> **What is being asked**:
The lines to copy from the data below are those that hold the string "machine".

»»

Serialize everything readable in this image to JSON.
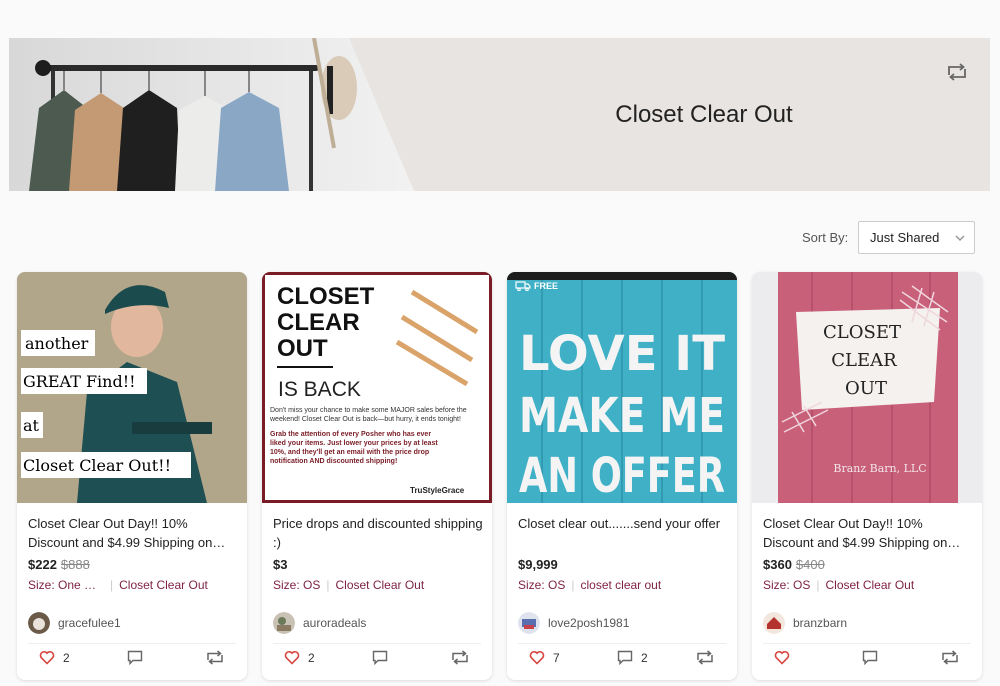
{
  "banner": {
    "title": "Closet Clear Out",
    "share_icon": "share-icon"
  },
  "sort": {
    "label": "Sort By:",
    "value": "Just Shared"
  },
  "colors": {
    "accent": "#7f2346",
    "heart": "#d7443e"
  },
  "listings": [
    {
      "title": "Closet Clear Out Day!! 10% Discount and $4.99 Shipping on…",
      "price": "$222",
      "original_price": "$888",
      "size": "Size: One Si…",
      "tag": "Closet Clear Out",
      "user": "gracefulee1",
      "likes": "2",
      "comments": "",
      "image_text": [
        "another",
        "GREAT Find!!",
        "at",
        "Closet Clear Out!!"
      ]
    },
    {
      "title": "Price drops and discounted shipping :)",
      "price": "$3",
      "original_price": "",
      "size": "Size: OS",
      "tag": "Closet Clear Out",
      "user": "auroradeals",
      "likes": "2",
      "comments": "",
      "image_text": {
        "headline": [
          "CLOSET",
          "CLEAR",
          "OUT"
        ],
        "sub": "IS BACK",
        "p1": "Don't miss your chance to make some MAJOR sales before the weekend! Closet Clear Out is back—but hurry, it ends tonight!",
        "p2": "Grab the attention of every Posher who has ever liked your items. Just lower your prices by at least 10%, and they'll get an email with the price drop notification AND discounted shipping!",
        "brand": "TruStyleGrace"
      }
    },
    {
      "title": "Closet clear out.......send your offer",
      "price": "$9,999",
      "original_price": "",
      "size": "Size: OS",
      "tag": "closet clear out",
      "user": "love2posh1981",
      "likes": "7",
      "comments": "2",
      "badge": "FREE",
      "image_text": [
        "LOVE IT",
        "MAKE ME",
        "AN OFFER"
      ]
    },
    {
      "title": "Closet Clear Out Day!! 10% Discount and $4.99 Shipping on…",
      "price": "$360",
      "original_price": "$400",
      "size": "Size: OS",
      "tag": "Closet Clear Out",
      "user": "branzbarn",
      "likes": "",
      "comments": "",
      "image_text": [
        "CLOSET",
        "CLEAR",
        "OUT",
        "Branz Barn, LLC"
      ]
    }
  ]
}
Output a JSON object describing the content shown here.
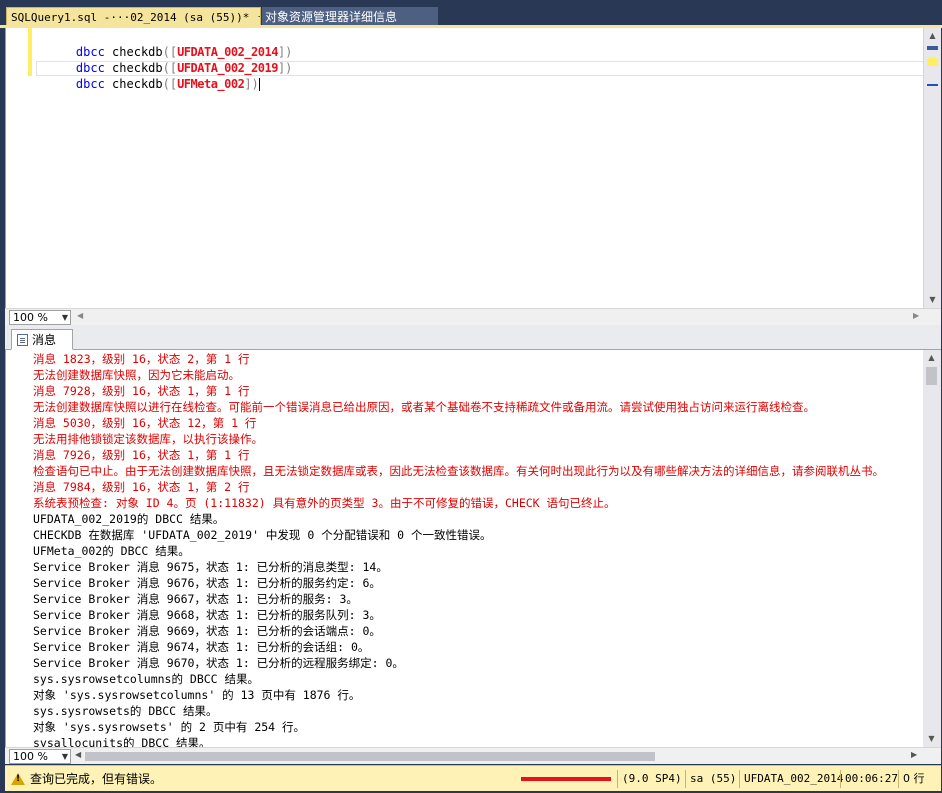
{
  "tabs": {
    "active_label": "SQLQuery1.sql -···02_2014 (sa (55))*",
    "inactive_label": "对象资源管理器详细信息"
  },
  "editor": {
    "lines": [
      {
        "keyword": "dbcc",
        "fn": "checkdb",
        "redacted": "UFDATA_002_2014",
        "close": "])"
      },
      {
        "keyword": "dbcc",
        "fn": "checkdb",
        "redacted": "UFDATA_002_2019",
        "close": "])"
      },
      {
        "keyword": "dbcc",
        "fn": "checkdb",
        "redacted": "UFMeta_002",
        "close": "])"
      }
    ],
    "zoom": "100 %"
  },
  "results": {
    "tab_label": "消息",
    "zoom": "100 %",
    "messages": [
      {
        "type": "err",
        "text": "消息 1823，级别 16，状态 2，第 1 行"
      },
      {
        "type": "err",
        "text": "无法创建数据库快照，因为它未能启动。"
      },
      {
        "type": "err",
        "text": "消息 7928，级别 16，状态 1，第 1 行"
      },
      {
        "type": "err",
        "text": "无法创建数据库快照以进行在线检查。可能前一个错误消息已给出原因，或者某个基础卷不支持稀疏文件或备用流。请尝试使用独占访问来运行离线检查。"
      },
      {
        "type": "err",
        "text": "消息 5030，级别 16，状态 12，第 1 行"
      },
      {
        "type": "err",
        "text": "无法用排他锁锁定该数据库，以执行该操作。"
      },
      {
        "type": "err",
        "text": "消息 7926，级别 16，状态 1，第 1 行"
      },
      {
        "type": "err",
        "text": "检查语句已中止。由于无法创建数据库快照，且无法锁定数据库或表，因此无法检查该数据库。有关何时出现此行为以及有哪些解决方法的详细信息，请参阅联机丛书。"
      },
      {
        "type": "err",
        "text": "消息 7984，级别 16，状态 1，第 2 行"
      },
      {
        "type": "err",
        "text": "系统表预检查: 对象 ID 4。页 (1:11832) 具有意外的页类型 3。由于不可修复的错误，CHECK 语句已终止。"
      },
      {
        "type": "ok",
        "text": "UFDATA_002_2019的 DBCC 结果。"
      },
      {
        "type": "ok",
        "text": "CHECKDB 在数据库 'UFDATA_002_2019' 中发现 0 个分配错误和 0 个一致性错误。"
      },
      {
        "type": "ok",
        "text": "UFMeta_002的 DBCC 结果。"
      },
      {
        "type": "ok",
        "text": "Service Broker 消息 9675，状态 1: 已分析的消息类型: 14。"
      },
      {
        "type": "ok",
        "text": "Service Broker 消息 9676，状态 1: 已分析的服务约定: 6。"
      },
      {
        "type": "ok",
        "text": "Service Broker 消息 9667，状态 1: 已分析的服务: 3。"
      },
      {
        "type": "ok",
        "text": "Service Broker 消息 9668，状态 1: 已分析的服务队列: 3。"
      },
      {
        "type": "ok",
        "text": "Service Broker 消息 9669，状态 1: 已分析的会话端点: 0。"
      },
      {
        "type": "ok",
        "text": "Service Broker 消息 9674，状态 1: 已分析的会话组: 0。"
      },
      {
        "type": "ok",
        "text": "Service Broker 消息 9670，状态 1: 已分析的远程服务绑定: 0。"
      },
      {
        "type": "ok",
        "text": "sys.sysrowsetcolumns的 DBCC 结果。"
      },
      {
        "type": "ok",
        "text": "对象 'sys.sysrowsetcolumns' 的 13 页中有 1876 行。"
      },
      {
        "type": "ok",
        "text": "sys.sysrowsets的 DBCC 结果。"
      },
      {
        "type": "ok",
        "text": "对象 'sys.sysrowsets' 的 2 页中有 254 行。"
      },
      {
        "type": "ok",
        "text": "sysallocunits的 DBCC 结果。"
      }
    ]
  },
  "status": {
    "message": "查询已完成，但有错误。",
    "server_version": "(9.0 SP4)",
    "user": "sa (55)",
    "database": "UFDATA_002_2014",
    "elapsed": "00:06:27",
    "rows": "0 行"
  },
  "colors": {
    "tab_active": "#f5e49c",
    "status_bar": "#fef2b6",
    "error_text": "#e00000",
    "keyword": "#0000ff",
    "frame": "#293955"
  }
}
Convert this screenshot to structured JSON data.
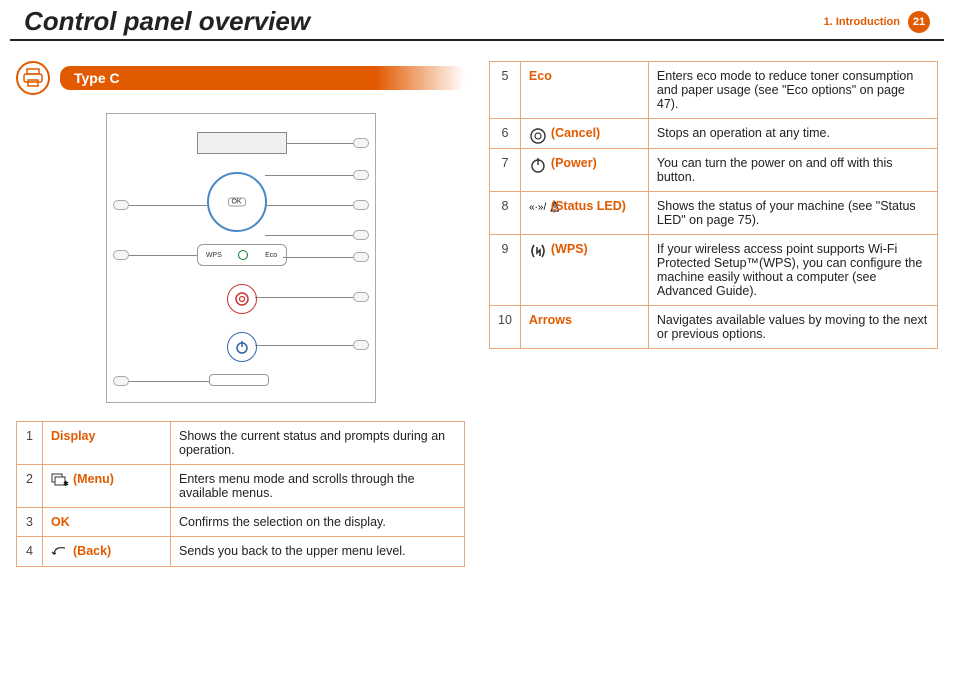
{
  "header": {
    "title": "Control panel overview",
    "chapter": "1.  Introduction",
    "page_number": "21"
  },
  "section": {
    "title": "Type C",
    "icon": "printer-icon"
  },
  "diagram": {
    "ok_label": "OK",
    "wps_label": "WPS",
    "eco_label": "Eco"
  },
  "rows_left": [
    {
      "num": "1",
      "label": "Display",
      "icon": null,
      "desc": "Shows the current status and prompts during an operation."
    },
    {
      "num": "2",
      "label": "(Menu)",
      "icon": "menu-icon",
      "desc": "Enters menu mode and scrolls through the available menus."
    },
    {
      "num": "3",
      "label": "OK",
      "icon": null,
      "desc": "Confirms the selection on the display."
    },
    {
      "num": "4",
      "label": "(Back)",
      "icon": "back-icon",
      "desc": "Sends you back to the upper menu level."
    }
  ],
  "rows_right": [
    {
      "num": "5",
      "label": "Eco",
      "icon": null,
      "desc": "Enters eco mode to reduce toner consumption and paper usage (see \"Eco options\" on page 47)."
    },
    {
      "num": "6",
      "label": "(Cancel)",
      "icon": "cancel-icon",
      "desc": "Stops an operation at any time."
    },
    {
      "num": "7",
      "label": "(Power)",
      "icon": "power-icon",
      "desc": "You can turn the power on and off with this button."
    },
    {
      "num": "8",
      "label": "(Status LED)",
      "icon": "status-icon",
      "desc": "Shows the status of your machine (see \"Status LED\" on page 75)."
    },
    {
      "num": "9",
      "label": "(WPS)",
      "icon": "wps-icon",
      "desc": "If your wireless access point supports Wi-Fi Protected Setup™(WPS), you can configure the machine easily without a computer (see Advanced Guide)."
    },
    {
      "num": "10",
      "label": "Arrows",
      "icon": null,
      "desc": "Navigates available values by moving to the next or previous options."
    }
  ]
}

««

> **Completed task**:
      "desc": "Shows the status of your machine (see \"Status LED\" on page 75)."
      "desc": "If your wireless access point supports Wi-Fi Protected Setup™(WPS), you can configure the machine easily without a computer (see Advanced Guide)."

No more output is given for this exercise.